Well, being away from your home and in a foreign country, sometimes is needed to go to restaurants, and if you have friends there, you might want to go to bars or other places for some kind of social interactivity, and if you ask me what do I like to do for this, I will answer you easily, I LOVE to go out to eat.
There are a few restaurants in Japan that have buffette, other only the menu, but one of my favourites are the ones that have this sign outside:
食べ放題 - Tabehoudai
What's tabehoudai? Easy: Eat all you want for the same price. There are many of these restaurants in Japan that offer this service, especially Yakiniku (焼肉), and well, as I said before, you can eat whatever you want and as much as you want paying only once. Generally, beverages are paid apart and you get a time limit to finish, usually between 1 or 2 hours, really convenient

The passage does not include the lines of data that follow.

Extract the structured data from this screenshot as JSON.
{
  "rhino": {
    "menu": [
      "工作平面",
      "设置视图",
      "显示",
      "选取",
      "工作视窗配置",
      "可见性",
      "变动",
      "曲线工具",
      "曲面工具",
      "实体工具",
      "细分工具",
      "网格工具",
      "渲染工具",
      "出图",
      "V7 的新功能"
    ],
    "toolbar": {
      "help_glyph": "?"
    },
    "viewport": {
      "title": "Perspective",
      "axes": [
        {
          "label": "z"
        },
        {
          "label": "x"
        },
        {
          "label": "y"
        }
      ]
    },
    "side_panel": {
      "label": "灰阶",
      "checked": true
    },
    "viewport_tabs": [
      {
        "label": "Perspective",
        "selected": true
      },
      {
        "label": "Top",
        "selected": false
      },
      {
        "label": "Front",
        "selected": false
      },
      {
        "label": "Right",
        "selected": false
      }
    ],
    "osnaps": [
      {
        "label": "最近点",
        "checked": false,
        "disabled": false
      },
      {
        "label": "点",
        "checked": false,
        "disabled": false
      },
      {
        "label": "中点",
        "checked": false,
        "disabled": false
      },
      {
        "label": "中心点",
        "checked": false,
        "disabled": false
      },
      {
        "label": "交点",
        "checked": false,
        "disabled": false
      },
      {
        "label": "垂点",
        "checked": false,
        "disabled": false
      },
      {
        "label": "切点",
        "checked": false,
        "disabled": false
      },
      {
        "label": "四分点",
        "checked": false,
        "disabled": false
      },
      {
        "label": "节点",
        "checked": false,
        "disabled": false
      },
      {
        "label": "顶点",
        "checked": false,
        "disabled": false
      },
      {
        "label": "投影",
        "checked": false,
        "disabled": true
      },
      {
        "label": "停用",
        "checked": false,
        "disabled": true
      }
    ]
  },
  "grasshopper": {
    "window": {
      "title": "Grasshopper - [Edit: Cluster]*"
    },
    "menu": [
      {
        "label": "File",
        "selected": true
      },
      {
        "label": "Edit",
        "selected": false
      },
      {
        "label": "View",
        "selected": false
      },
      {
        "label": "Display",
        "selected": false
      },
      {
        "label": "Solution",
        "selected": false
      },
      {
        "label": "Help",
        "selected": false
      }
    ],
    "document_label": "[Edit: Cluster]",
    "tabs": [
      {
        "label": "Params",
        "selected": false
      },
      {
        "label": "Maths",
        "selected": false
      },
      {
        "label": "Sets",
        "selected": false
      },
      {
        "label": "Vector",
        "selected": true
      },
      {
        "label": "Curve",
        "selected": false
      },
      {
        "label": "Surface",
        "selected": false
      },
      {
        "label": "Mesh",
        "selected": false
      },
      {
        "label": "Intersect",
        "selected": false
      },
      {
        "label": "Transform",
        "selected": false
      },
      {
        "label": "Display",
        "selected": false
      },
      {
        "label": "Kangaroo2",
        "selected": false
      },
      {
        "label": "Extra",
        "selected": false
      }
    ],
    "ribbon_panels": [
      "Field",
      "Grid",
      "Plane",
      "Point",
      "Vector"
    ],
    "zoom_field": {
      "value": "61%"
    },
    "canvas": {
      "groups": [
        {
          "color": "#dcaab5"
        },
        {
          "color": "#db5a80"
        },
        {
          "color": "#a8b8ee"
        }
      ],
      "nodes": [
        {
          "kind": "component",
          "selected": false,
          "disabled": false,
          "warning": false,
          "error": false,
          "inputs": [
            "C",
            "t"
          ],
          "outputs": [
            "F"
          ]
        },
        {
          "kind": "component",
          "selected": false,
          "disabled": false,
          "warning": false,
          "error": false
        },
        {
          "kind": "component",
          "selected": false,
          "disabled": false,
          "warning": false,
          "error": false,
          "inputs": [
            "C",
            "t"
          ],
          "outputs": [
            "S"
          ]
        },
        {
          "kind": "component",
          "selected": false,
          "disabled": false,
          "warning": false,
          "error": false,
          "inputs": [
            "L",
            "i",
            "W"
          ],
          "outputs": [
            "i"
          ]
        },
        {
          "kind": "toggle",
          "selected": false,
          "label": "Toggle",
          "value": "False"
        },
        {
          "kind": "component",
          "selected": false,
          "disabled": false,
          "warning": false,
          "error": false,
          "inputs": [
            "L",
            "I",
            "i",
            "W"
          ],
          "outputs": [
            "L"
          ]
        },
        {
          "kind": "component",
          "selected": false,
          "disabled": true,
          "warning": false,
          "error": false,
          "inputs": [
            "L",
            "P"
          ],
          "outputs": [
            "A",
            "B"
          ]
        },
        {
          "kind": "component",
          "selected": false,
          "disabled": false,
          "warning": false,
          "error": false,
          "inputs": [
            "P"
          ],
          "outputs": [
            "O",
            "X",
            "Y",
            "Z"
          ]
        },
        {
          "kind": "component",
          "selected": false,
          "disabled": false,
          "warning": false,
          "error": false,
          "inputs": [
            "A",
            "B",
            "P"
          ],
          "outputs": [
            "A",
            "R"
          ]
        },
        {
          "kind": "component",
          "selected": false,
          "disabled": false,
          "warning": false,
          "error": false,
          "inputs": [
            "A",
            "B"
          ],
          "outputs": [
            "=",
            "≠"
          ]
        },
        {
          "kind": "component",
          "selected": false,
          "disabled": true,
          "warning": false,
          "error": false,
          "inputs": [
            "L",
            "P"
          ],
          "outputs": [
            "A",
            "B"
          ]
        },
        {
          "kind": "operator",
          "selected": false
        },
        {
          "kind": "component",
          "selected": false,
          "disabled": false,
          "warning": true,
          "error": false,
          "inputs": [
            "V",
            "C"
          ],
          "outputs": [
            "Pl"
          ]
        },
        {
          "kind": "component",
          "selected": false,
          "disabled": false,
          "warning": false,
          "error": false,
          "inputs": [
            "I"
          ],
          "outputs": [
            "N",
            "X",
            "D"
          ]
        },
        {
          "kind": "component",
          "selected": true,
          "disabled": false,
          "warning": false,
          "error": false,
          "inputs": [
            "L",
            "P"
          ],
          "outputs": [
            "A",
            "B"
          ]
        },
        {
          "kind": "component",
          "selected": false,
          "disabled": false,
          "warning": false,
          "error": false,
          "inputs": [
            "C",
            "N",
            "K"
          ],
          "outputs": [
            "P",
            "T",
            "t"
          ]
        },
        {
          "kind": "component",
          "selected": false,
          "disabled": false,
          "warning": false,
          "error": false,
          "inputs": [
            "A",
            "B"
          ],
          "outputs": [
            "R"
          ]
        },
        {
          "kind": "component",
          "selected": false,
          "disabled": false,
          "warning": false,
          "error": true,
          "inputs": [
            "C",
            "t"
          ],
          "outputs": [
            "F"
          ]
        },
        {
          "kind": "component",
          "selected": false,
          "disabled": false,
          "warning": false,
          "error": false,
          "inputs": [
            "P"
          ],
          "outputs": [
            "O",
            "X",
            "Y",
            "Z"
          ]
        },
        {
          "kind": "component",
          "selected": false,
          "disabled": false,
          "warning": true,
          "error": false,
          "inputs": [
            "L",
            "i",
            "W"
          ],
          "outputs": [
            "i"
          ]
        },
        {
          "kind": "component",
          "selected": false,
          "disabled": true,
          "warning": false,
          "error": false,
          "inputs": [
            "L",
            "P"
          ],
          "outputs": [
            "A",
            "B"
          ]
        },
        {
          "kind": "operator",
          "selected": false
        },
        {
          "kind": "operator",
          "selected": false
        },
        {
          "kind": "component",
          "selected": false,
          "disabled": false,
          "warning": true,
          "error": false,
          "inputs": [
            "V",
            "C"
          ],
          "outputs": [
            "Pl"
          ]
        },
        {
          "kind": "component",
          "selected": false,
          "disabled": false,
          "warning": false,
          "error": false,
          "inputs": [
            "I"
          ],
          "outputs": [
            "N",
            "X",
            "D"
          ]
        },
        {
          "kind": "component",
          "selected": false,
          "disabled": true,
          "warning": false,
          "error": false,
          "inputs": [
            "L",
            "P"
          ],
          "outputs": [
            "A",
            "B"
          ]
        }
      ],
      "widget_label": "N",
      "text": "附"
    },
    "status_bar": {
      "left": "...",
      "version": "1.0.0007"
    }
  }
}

There are also some restaurants and bars that have this sign:
土足のまま入って下さい - Dosoku no mama haitte kudasai
It means "Please enter with your shoes on" or "Is not necessary to take off your shoes to enter". Sometimes, for being so much time in that country, you get used so much to taking off your shoes everywhere that you begin to do it thoughtlessly. If you go to the dentist, some churches, many particular offices and some japanese-style restaurants, you get some slippers to enter (スリッパ - Surippa - Sandals to use inside the house), but there are many places where is not necessary to take off your shoes and sometimes you get confused because there are places (the mentioned before) in which you don't know if you should take off your shoes or not, there are even many japanese people that take them off when stepping inside the car, so I would also recommend you to ask before entering cars or places.
Also, there is the opposite side of the coin obviously:
土足禁止 - Dosoku Kinshi - Forbidden to enter with shoes
土足厳禁 - Dosoku Genkin - Strictly forbidden to enter (or step) with shoes on.